→ **Exercise objective**
Find the lines below holding the word "label" and copy each of them.
Records START
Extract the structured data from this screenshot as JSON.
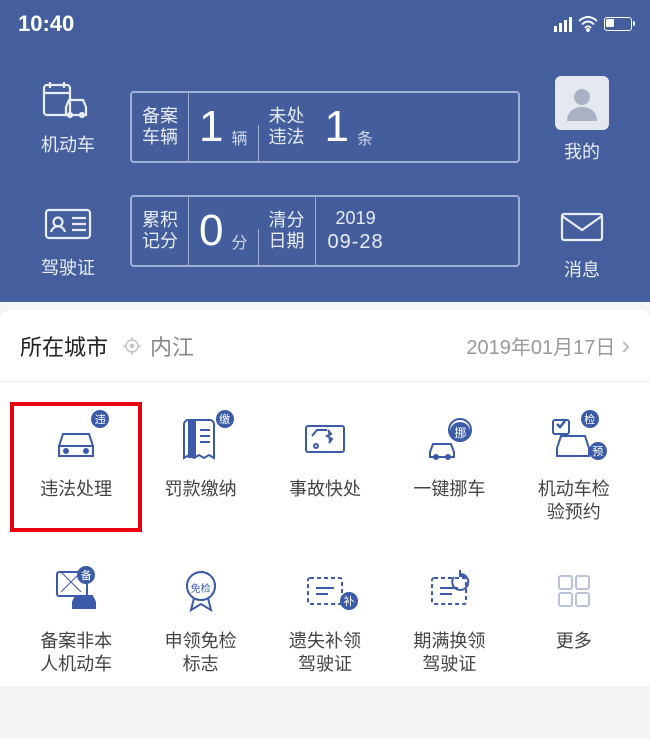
{
  "status": {
    "time": "10:40"
  },
  "nav": {
    "vehicle": "机动车",
    "license": "驾驶证",
    "mine": "我的",
    "messages": "消息"
  },
  "cards": {
    "top": {
      "left_l1": "备案",
      "left_l2": "车辆",
      "val1": "1",
      "unit1": "辆",
      "right_l1": "未处",
      "right_l2": "违法",
      "val2": "1",
      "unit2": "条"
    },
    "bottom": {
      "left_l1": "累积",
      "left_l2": "记分",
      "val1": "0",
      "unit1": "分",
      "right_l1": "清分",
      "right_l2": "日期",
      "year": "2019",
      "md": "09-28"
    }
  },
  "city": {
    "label": "所在城市",
    "name": "内江",
    "date": "2019年01月17日"
  },
  "badges": {
    "vio": "违",
    "pay": "缴",
    "move": "挪",
    "check": "检",
    "book": "预",
    "reg": "备",
    "exempt": "免检",
    "supp": "补"
  },
  "services": [
    {
      "label": "违法处理"
    },
    {
      "label": "罚款缴纳"
    },
    {
      "label": "事故快处"
    },
    {
      "label": "一键挪车"
    },
    {
      "label": "机动车检\n验预约"
    },
    {
      "label": "备案非本\n人机动车"
    },
    {
      "label": "申领免检\n标志"
    },
    {
      "label": "遗失补领\n驾驶证"
    },
    {
      "label": "期满换领\n驾驶证"
    },
    {
      "label": "更多"
    }
  ]
}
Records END
→ **Answer below**
    "label": "所在城市",
      "label": "违法处理"
      "label": "罚款缴纳"
      "label": "事故快处"
      "label": "一键挪车"
      "label": "机动车检\n验预约"
      "label": "备案非本\n人机动车"
      "label": "申领免检\n标志"
      "label": "遗失补领\n驾驶证"
      "label": "期满换领\n驾驶证"
      "label": "更多"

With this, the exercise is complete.